Given records →
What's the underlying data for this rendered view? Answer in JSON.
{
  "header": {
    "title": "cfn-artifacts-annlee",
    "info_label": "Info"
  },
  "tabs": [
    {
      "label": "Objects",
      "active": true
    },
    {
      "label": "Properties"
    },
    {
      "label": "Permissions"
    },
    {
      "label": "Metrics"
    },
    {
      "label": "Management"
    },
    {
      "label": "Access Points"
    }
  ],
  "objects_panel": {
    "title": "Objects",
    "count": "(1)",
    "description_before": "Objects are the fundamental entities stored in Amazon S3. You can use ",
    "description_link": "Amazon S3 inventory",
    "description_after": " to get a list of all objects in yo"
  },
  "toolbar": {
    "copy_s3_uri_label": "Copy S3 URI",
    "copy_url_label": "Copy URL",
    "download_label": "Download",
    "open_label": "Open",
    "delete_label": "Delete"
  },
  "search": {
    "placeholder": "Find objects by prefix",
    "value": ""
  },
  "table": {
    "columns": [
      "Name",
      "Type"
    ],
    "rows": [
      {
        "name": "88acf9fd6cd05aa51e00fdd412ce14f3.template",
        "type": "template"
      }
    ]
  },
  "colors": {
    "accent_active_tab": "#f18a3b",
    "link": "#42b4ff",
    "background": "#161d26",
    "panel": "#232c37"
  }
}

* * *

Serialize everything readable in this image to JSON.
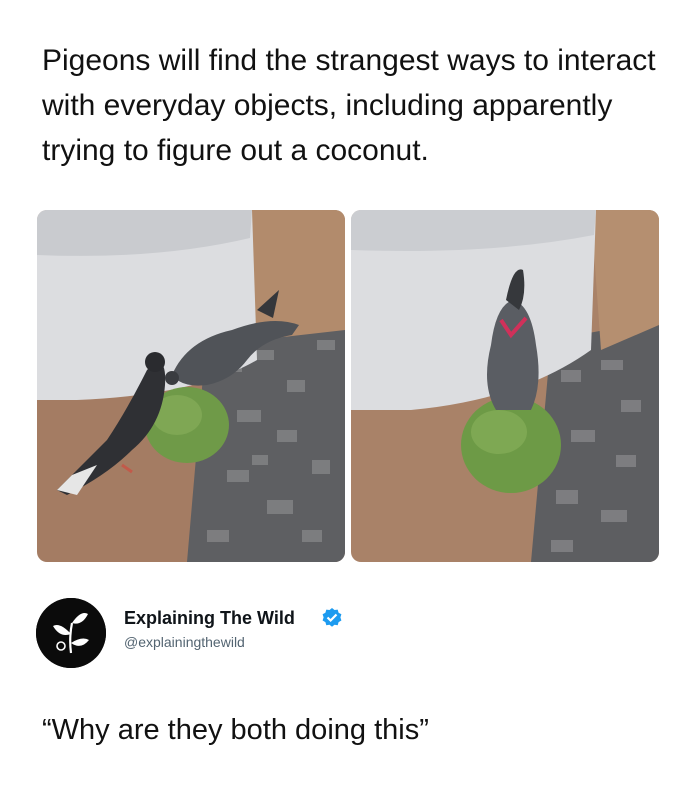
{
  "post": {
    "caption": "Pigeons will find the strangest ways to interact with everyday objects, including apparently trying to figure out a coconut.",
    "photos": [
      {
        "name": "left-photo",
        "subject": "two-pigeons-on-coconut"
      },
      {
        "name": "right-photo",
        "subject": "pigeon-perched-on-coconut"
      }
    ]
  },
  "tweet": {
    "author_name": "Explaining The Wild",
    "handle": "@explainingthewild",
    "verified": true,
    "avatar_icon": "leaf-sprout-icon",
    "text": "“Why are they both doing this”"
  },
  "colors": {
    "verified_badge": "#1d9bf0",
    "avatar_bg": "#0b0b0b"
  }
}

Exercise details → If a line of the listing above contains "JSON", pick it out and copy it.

Written response →
What's the underlying data for this rendered view? Answer in JSON.
Serialize everything readable in this image to JSON.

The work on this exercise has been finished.